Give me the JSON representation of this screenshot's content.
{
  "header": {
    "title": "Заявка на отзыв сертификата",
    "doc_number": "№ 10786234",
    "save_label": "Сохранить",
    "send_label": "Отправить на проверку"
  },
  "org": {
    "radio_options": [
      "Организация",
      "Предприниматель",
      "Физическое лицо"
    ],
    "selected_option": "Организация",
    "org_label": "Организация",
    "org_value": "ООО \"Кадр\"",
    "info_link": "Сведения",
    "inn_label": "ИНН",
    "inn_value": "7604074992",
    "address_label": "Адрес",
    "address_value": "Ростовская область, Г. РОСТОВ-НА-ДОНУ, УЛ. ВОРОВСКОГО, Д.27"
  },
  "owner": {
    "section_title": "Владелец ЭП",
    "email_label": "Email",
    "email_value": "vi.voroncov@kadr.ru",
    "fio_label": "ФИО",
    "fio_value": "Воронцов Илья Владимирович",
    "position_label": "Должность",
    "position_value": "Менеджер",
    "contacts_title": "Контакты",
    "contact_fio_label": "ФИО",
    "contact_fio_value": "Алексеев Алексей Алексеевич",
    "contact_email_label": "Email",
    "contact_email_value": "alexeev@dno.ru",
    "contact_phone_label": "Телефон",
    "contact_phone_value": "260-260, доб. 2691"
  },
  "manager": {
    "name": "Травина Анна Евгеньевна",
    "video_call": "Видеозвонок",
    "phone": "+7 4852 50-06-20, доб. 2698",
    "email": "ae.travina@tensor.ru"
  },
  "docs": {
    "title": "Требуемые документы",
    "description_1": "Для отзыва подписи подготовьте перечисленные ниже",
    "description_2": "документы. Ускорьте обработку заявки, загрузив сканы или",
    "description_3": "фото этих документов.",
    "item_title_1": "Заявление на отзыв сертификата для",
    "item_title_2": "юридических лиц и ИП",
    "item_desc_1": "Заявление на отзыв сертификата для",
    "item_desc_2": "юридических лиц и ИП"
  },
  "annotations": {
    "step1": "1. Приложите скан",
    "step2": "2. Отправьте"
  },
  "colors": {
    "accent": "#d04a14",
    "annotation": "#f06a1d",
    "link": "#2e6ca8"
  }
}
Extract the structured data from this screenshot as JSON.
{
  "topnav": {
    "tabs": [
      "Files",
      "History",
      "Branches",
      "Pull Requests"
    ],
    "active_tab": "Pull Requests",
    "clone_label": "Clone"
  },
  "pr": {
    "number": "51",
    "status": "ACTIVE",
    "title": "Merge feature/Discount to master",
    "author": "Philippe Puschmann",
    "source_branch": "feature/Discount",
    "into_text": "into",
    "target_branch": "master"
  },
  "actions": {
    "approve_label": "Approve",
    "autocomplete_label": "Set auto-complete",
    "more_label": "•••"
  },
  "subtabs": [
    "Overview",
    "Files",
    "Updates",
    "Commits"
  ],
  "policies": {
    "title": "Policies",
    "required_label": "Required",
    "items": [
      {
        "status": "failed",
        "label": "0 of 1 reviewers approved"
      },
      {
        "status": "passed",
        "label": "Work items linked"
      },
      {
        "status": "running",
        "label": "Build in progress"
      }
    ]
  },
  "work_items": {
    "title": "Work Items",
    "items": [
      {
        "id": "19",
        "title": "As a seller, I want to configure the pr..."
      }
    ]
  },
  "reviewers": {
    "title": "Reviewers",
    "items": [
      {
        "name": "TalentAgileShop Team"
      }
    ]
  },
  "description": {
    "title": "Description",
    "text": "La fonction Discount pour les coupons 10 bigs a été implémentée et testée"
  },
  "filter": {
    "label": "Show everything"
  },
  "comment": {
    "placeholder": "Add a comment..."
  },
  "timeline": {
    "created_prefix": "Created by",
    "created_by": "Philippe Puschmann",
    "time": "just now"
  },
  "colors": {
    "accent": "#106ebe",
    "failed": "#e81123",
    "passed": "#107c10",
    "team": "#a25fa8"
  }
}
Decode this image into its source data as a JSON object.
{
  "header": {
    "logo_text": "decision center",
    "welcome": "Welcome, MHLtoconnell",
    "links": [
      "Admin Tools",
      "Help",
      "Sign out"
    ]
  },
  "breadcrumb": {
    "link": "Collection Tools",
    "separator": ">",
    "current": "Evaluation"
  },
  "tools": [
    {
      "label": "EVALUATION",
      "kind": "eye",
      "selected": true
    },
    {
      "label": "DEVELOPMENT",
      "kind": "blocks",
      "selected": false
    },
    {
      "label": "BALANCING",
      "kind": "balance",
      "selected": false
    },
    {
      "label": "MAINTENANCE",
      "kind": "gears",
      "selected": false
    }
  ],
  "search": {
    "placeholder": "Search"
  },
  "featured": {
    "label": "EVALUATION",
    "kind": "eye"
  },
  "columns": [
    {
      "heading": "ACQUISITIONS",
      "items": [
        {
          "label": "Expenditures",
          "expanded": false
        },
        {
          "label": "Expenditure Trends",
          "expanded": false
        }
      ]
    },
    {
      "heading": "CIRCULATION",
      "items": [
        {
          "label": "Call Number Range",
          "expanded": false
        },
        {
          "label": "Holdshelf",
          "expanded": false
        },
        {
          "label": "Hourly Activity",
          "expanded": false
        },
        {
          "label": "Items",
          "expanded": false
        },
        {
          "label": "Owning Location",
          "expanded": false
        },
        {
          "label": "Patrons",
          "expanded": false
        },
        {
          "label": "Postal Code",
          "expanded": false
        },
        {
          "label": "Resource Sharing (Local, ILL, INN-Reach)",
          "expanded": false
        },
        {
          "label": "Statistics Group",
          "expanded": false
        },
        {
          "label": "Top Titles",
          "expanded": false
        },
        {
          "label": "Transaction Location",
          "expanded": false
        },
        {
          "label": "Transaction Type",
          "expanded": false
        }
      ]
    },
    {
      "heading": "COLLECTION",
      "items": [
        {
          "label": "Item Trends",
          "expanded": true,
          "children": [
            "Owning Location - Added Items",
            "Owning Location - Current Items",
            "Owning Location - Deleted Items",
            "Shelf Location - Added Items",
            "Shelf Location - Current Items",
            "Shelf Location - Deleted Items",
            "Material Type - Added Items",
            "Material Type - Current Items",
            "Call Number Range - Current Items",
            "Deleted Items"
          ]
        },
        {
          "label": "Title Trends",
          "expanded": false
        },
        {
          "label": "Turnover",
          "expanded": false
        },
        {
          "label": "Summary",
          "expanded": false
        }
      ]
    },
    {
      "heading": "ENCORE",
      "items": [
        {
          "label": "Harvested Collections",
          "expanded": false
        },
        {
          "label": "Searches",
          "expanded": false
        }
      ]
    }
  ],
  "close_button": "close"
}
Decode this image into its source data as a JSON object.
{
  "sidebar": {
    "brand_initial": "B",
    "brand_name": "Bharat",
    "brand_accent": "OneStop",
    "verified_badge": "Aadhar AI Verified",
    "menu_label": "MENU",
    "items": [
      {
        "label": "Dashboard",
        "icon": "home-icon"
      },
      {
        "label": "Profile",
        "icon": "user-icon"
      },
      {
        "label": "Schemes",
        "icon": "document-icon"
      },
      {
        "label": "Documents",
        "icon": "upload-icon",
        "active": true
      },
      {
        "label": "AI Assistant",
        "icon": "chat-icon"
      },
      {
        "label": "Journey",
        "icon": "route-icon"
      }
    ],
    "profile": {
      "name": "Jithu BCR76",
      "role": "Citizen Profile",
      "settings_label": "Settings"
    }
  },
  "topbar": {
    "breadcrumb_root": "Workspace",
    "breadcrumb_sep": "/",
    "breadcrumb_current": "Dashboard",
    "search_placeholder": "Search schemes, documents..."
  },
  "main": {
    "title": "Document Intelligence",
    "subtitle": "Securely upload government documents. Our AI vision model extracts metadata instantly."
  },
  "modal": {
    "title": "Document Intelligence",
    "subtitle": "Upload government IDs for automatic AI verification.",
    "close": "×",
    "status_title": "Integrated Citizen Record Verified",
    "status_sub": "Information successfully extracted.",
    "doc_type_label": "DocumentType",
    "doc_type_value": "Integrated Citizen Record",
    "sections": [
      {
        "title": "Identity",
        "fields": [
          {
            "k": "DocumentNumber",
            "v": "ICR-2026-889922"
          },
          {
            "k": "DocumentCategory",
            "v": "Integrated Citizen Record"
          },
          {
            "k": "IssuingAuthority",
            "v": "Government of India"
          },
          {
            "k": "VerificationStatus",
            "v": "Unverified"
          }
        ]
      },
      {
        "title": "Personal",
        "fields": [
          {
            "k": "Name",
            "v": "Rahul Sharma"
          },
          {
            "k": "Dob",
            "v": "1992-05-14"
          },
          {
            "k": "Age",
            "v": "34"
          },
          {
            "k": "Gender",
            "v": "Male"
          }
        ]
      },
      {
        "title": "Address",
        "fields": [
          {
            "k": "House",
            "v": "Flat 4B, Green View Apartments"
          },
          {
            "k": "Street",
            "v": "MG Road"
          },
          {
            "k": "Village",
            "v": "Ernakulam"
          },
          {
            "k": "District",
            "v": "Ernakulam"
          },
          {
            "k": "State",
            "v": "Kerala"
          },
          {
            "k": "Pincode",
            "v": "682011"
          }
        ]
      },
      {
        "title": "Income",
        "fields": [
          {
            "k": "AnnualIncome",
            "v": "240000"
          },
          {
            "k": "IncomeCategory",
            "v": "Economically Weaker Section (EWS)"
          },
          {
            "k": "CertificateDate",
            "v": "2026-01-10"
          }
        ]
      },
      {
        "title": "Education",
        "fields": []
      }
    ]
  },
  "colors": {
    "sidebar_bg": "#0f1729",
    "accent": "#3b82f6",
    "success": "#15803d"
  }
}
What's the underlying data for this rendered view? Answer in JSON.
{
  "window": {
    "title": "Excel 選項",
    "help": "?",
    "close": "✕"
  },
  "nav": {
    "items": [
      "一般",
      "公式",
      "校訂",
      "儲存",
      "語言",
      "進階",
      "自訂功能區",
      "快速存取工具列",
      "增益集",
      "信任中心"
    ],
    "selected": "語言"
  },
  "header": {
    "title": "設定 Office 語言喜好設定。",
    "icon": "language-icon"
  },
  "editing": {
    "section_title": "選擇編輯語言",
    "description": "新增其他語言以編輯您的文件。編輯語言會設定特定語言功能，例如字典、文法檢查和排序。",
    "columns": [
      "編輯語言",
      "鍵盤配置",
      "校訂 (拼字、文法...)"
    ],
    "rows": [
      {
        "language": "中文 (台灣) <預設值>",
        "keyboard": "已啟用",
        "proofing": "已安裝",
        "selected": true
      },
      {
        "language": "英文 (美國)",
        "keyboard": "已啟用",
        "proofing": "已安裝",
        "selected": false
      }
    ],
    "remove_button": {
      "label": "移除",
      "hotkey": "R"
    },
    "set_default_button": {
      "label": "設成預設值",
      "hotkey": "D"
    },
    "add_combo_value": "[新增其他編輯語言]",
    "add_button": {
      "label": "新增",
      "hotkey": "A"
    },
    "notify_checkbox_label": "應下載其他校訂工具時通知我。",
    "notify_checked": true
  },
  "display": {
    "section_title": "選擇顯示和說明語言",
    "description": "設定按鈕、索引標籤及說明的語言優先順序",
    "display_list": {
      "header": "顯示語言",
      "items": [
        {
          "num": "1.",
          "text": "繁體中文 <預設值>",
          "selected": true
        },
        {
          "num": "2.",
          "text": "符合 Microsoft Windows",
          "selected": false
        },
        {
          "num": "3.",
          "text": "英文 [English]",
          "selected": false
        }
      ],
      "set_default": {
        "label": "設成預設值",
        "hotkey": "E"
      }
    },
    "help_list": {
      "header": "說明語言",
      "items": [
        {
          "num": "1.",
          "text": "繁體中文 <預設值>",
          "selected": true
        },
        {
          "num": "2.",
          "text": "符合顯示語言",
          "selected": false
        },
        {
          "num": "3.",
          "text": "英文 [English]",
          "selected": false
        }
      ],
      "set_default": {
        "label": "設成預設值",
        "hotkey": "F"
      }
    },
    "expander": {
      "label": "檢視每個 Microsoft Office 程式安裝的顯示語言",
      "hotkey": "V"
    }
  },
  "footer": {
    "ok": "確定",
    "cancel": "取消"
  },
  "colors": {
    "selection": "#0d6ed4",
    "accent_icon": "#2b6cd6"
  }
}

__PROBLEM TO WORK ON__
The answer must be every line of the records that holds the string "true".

__ANSWER BOX__
      "selected": true
          "expanded": true,
        "active": true
        "selected": true
    "notify_checked": true
          "selected": true
          "selected": true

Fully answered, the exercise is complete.